In Latin I this past week, we reviewed the passive voice, which students worked with just before Thanksgiving break. They were quizzed on passive verb charts and translations using the passive voice, and we will be going over the translation aspect of this assessment during the upcoming week.

Last week we also filled out an extensive review packet that tested students’ memory of concepts from all throughout the first semester. We will be continuing to go over answers at the beginning of this week.

Aside from finishing up with last week’s material, this week will consist mostly of review and a focus on translation. Starting now students will be required to explain to use of noun cases when translating a sentence, rather than just identifying a noun’s gender, case and number.

Finally, students will be working on a minor project this week: groups of three and four will present a short skit that tells a Graeco-Roman story or myth. Groups chose their projects last week and will be performing their skits for the class on Friday.

Chapter 5: Passive Verbs

This past week in Latin one, we finished up our work with neuter nouns and adjectives by taking a quiz on regular adjective declensions on Thursday.

We also started to get a taste of the passive voice by translating at sight a modified passage from one of Cicero’s letters to his wife, Terentia. Students worked through this translation as a group, without any previous preparation, and took their first look at the passive voice in Latin.

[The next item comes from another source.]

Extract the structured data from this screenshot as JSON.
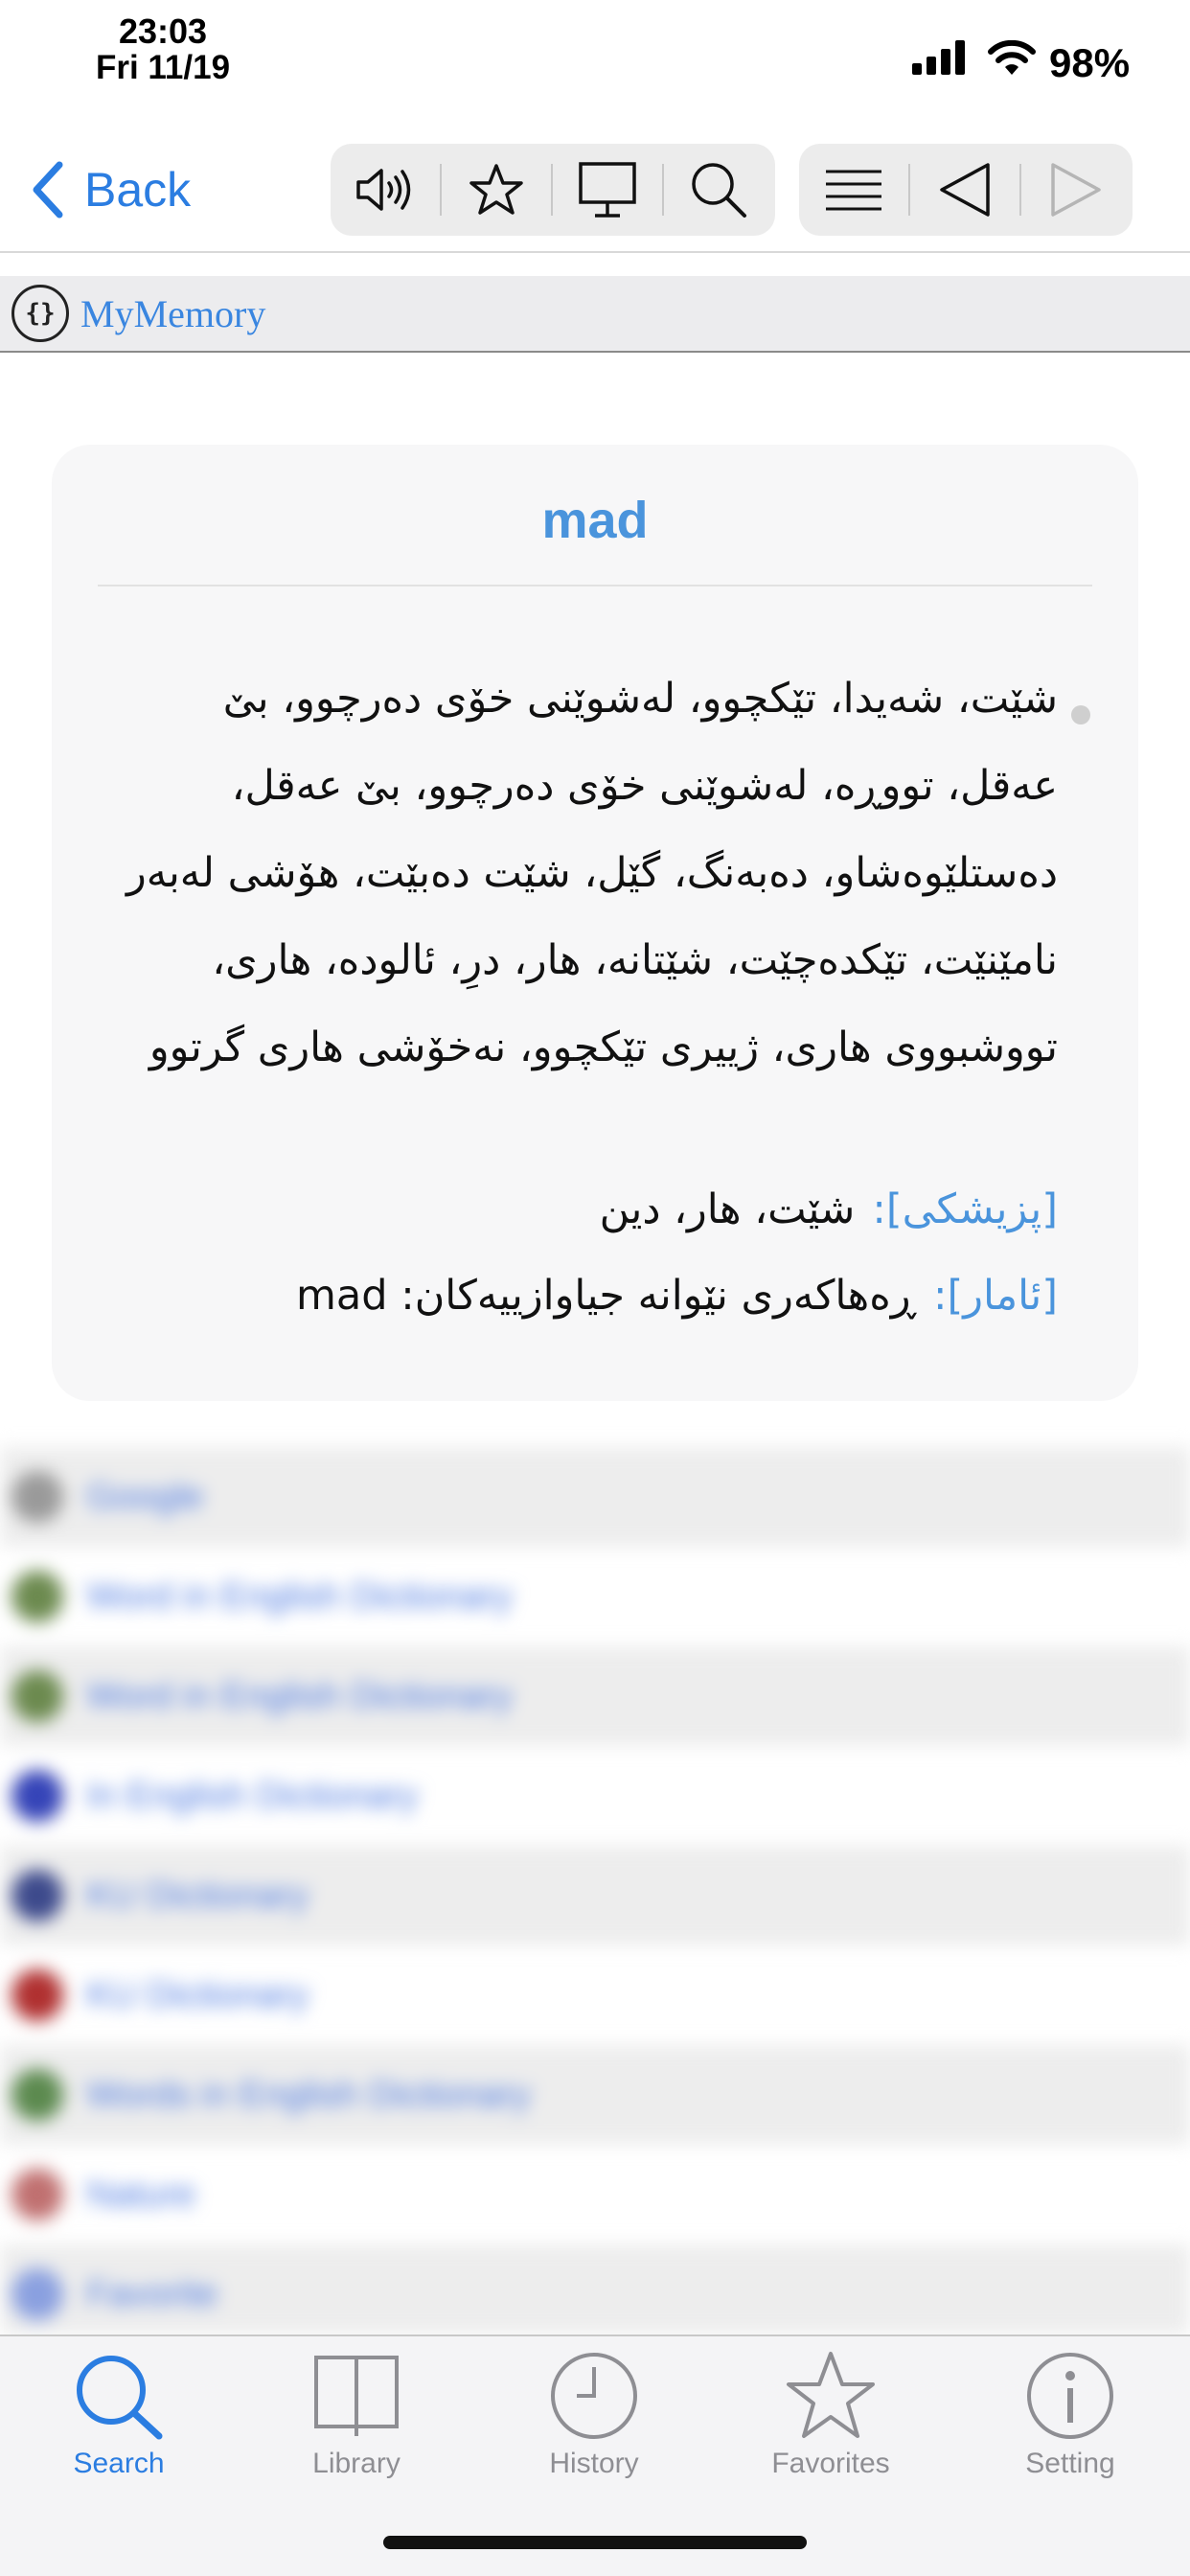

During this short week before Thanksgiving, we will take formal notes on the passive voice and begin to do more extensive work with conjugating, manipulating and translating these verbs. There will also be a vocabulary quiz on Wednesday.

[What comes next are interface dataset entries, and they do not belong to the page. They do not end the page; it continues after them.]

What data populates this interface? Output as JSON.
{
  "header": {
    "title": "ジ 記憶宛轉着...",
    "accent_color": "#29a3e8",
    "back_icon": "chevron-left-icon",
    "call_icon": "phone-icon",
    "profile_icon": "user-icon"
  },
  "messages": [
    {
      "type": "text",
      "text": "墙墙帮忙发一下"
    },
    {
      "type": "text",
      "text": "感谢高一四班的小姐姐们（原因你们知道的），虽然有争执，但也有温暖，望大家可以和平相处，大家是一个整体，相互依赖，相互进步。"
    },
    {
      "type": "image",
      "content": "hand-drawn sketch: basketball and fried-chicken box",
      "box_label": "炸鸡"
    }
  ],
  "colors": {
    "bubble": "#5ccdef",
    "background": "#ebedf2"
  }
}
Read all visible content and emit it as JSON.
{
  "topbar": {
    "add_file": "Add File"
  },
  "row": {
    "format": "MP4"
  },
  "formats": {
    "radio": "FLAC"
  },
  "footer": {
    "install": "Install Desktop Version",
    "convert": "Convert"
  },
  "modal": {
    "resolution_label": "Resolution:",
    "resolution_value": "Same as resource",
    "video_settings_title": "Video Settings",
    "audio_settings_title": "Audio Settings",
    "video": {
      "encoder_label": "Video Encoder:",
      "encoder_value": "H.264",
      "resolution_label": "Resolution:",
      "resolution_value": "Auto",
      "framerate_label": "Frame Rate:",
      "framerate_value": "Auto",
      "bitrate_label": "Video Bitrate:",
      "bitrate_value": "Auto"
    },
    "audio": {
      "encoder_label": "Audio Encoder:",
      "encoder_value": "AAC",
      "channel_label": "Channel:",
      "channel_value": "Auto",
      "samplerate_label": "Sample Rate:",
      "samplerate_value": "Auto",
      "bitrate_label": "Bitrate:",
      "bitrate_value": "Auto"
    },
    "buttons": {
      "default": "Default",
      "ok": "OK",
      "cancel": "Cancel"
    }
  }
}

Chapter 4: Adjectives & Neuter Nouns

Last week in Latin I we started work on Chapter 4 of our textbook, which introduced the system of second declension neuter nouns. These nouns are very similar to their masculine counterparts, but their forms change in the nominative and accusative cases. Students learned how to recognize a neuter noun based on the -UM ending of its nominative singular and how to decline them fully. We also began to experiment with Latin adjectives, which decline in three different systems–one for each gender of noun. Adjectives need to match their nouns in GENDER, NUMBER and CASE, meaning that often the endings of adjectives will look exactly like those of the nouns that they modify, but not always.

This upcoming week we will continue to work with adjectives and neuter nouns and begin to use them in translation.

Using the Second Declension in Translation

After coming back from break, we spent the first few days reviewing, and last week the review continued with several days of translation practice. For homework students translated three installments of the story Echo & Narcissus, which we went over in class. We also took a quiz on translating sentences as well as parsing the nouns and verbs used in them. We wrapped up the week by beginning to compose a list of uses for the ACCUSATIVE and ABLATIVE cases on sheets of paper that will be useful for as long as the students study Latin. These are designed to be a handy way of studying and double-checking information.

This upcoming week we will be starting Chapter 4 of our textbook. We will learn how to decline the neuter portion of the second declension and how to use Latin adjectives correctly.